Great importers consistently do the same things in their projects.

Offshore projects that crumble usually happen when the buyer flexes some process flaw muscle.

Not all projects go 100% successful all the time.

We’re human, we make errors.

Frankly, we screw up.

But the importers that consistently bring in good product, without the disasters, have certain internal things in common.

These “intangibles” usually cause the importer to do certain things.

These are intangibles, that are not necessarily taught, come with time.

Some people may naturally have these strengths more than others.

Good importers would fit in many career positions and leadership roles.

What additional moxy sauce has been sprinkled and spread on their bread?

Let’s look at it…

5 Things that Great Importers Do.

They listen.

Good importers listen to their suppliers. They ask questions of their overseas counterparts. Then, they listen to what’s being said. They don’t get impatient or squirrely when hearing English in a 2nd-language.

Part of listening well, is being able to listen to WHAT’S NOT being said. They pick up on what was missing from the scenario. The characteristic of good listening accompanies being able to accurately fill in a blank. This is critical in your overseas sourcing.

They plan well.

A good importer can see the end of their project from the beginning.

They know to include additional time from what experience shows them.

On the flip side, the erratic importer doesn’t remember past obstacles and tests. The erratic importer plans everything as if problems are impossible. Then when problems happen, they screech out the infamous, “how could this happen!!??”

They keep their emotions in check.

Notice how above I mention the “erratic” importer? The consistently good importers are not driven by their feelings.

Emotions in China Manufacturing

They don’t wear their worries on their sleeve.

An importer who is overly concerned transfers those negative emotions to a supplier. A supplier that senses a jumpy, unprofessional importer, also becomes nervous. This flows into the quality of the goods and service coming out of the factory.

The importer that screams bloody murder over a delay will have a factory push goods out too early.

You know, just to shut them up.

Pushing goods out too early lead to incomplete goods.

Ever seen a printed item that didn’t undergo the proper drying process?

They find solutions.

Bad importers fold like $2 suitcases as soon as they hear bad news.

As soon as quality issues rear their ugly head, the novice gets jittery. Jitteriness leads to other problems.

Not great importers. When those who are well-seasoned get a whiff of problems, they know to quickly pivot.

They don’t wait for things to go from bad to worse.

They know to send in a QC team; when to hit the key points.

They stay in frequent enough touch with their supplier, they’ll know when to pull back and implement something else.

And they do all of this, without sacrificing the job.

There’s minimal finger-pointing and blame.

They simply see the goal insight and try a different avenue to reach the end.

They are leaders.

Good importers have moxy. They can get a factory to see and implement their vision.

This may not happen after the first or second order, but it eventually happens.

A good importer, like a good leader is loyal and rewards those employees, factories, logistics companies, that do good work.
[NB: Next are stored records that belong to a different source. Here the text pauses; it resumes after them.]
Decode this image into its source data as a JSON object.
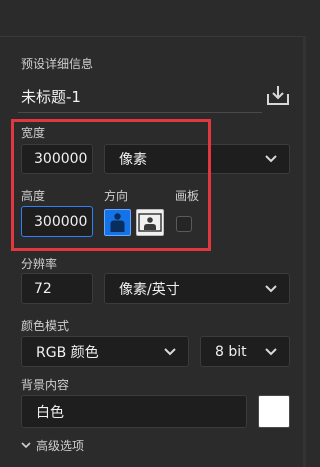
{
  "header": {
    "title": "预设详细信息",
    "preset_name": "未标题-1",
    "save_icon": "save-preset-icon"
  },
  "dimensions": {
    "width_label": "宽度",
    "width_value": "300000",
    "width_unit": "像素",
    "height_label": "高度",
    "height_value": "300000",
    "orientation_label": "方向",
    "artboard_label": "画板",
    "orientation_selected": "portrait",
    "artboard_checked": false
  },
  "resolution": {
    "label": "分辨率",
    "value": "72",
    "unit": "像素/英寸"
  },
  "color_mode": {
    "label": "颜色模式",
    "mode": "RGB 颜色",
    "depth": "8 bit"
  },
  "background": {
    "label": "背景内容",
    "value": "白色",
    "swatch_color": "#ffffff"
  },
  "advanced": {
    "label": "高级选项"
  },
  "colors": {
    "highlight": "#e0383e",
    "focus": "#2f80ff",
    "portrait_active": "#1473e6"
  }
}
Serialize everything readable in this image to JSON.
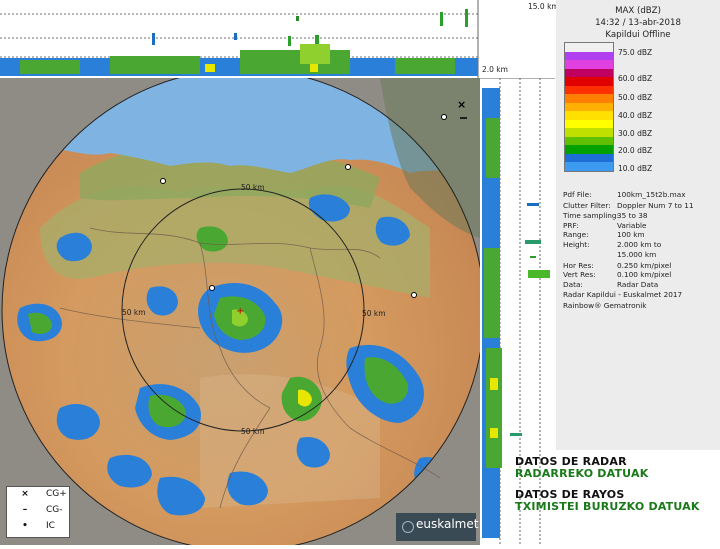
{
  "top_axis": {
    "label": "15.0 km"
  },
  "right_axis": {
    "label": "2.0 km"
  },
  "header": {
    "product": "MAX (dBZ)",
    "datetime": "14:32 / 13-abr-2018",
    "station": "Kapildui Offline"
  },
  "colorbar": {
    "labels": [
      "75.0 dBZ",
      "60.0 dBZ",
      "50.0 dBZ",
      "40.0 dBZ",
      "30.0 dBZ",
      "20.0 dBZ",
      "10.0 dBZ"
    ],
    "colors": [
      "#f0f0f0",
      "#b040f0",
      "#e040e0",
      "#c00060",
      "#e00000",
      "#ff3000",
      "#ff8000",
      "#ffb000",
      "#ffe000",
      "#ffff00",
      "#c0e000",
      "#60c000",
      "#00a000",
      "#1e6ed8",
      "#3c9bf0"
    ]
  },
  "metadata": [
    {
      "key": "Pdf File:",
      "value": "100km_15t2b.max"
    },
    {
      "key": "Clutter Filter:",
      "value": "Doppler Num 7 to 11"
    },
    {
      "key": "Time sampling:",
      "value": "35 to 38"
    },
    {
      "key": "PRF:",
      "value": "Variable"
    },
    {
      "key": "Range:",
      "value": "100 km"
    },
    {
      "key": "Height:",
      "value": "2.000 km to"
    },
    {
      "key": "",
      "value": "15.000 km"
    },
    {
      "key": "Hor Res:",
      "value": "0.250 km/pixel"
    },
    {
      "key": "Vert Res:",
      "value": "0.100 km/pixel"
    },
    {
      "key": "Data:",
      "value": "Radar Data"
    }
  ],
  "credits": [
    "Radar Kapildui - Euskalmet 2017",
    "Rainbow® Gematronik"
  ],
  "map": {
    "ring_labels": [
      "50 km",
      "50 km",
      "50 km",
      "50 km"
    ]
  },
  "links": {
    "radar_es": "DATOS DE RADAR",
    "radar_eu": "RADARREKO DATUAK",
    "rayos_es": "DATOS DE RAYOS",
    "rayos_eu": "TXIMISTEI BURUZKO DATUAK"
  },
  "lightning_legend": [
    {
      "symbol": "×",
      "label": "CG+"
    },
    {
      "symbol": "–",
      "label": "CG-"
    },
    {
      "symbol": "•",
      "label": "IC"
    }
  ],
  "logo": {
    "text": "euskalmet"
  }
}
They’re always flyin’ around and looking for the next minimal discount or somebody who will speak only pleasant things to them.

Even in offshore manufacturing, there’s necessary unseen elements to get everyone onboard. There’s inspiration, encouragement an values.

It’s as if many people think professional traits are just for the corporate boardroom.

But when it comes to overseas work and sourcing, you can act anyway you want, consequence free…yeah right.

The good importer knows that’s not the case and they uphold domestic and international values in all they do.